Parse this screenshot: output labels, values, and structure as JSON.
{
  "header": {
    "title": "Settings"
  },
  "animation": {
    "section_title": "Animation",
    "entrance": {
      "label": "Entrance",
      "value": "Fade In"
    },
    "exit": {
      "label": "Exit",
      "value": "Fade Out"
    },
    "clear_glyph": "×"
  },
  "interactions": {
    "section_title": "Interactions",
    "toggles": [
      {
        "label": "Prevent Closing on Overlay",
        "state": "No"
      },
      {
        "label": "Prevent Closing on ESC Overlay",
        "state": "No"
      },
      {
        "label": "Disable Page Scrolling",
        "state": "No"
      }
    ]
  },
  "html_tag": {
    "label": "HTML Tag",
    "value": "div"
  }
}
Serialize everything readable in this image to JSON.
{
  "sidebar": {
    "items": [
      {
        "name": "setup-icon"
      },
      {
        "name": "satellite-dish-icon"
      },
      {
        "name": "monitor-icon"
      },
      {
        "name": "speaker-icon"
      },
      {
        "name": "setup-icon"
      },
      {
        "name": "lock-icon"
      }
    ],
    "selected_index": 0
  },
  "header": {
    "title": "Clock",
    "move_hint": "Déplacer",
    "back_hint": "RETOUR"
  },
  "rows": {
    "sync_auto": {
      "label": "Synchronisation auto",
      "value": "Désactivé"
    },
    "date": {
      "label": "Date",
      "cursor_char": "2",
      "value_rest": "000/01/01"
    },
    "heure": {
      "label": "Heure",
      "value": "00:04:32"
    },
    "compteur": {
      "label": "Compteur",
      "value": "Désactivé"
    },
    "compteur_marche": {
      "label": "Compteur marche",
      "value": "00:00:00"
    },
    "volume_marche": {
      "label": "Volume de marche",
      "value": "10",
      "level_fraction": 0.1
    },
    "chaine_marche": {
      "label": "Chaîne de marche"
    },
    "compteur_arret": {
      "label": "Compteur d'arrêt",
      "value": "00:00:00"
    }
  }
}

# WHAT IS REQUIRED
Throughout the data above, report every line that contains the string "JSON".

# EXERCISE RESPONSE
Parse this screenshot: output labels, values, and structure as JSON.
Serialize everything readable in this image to JSON.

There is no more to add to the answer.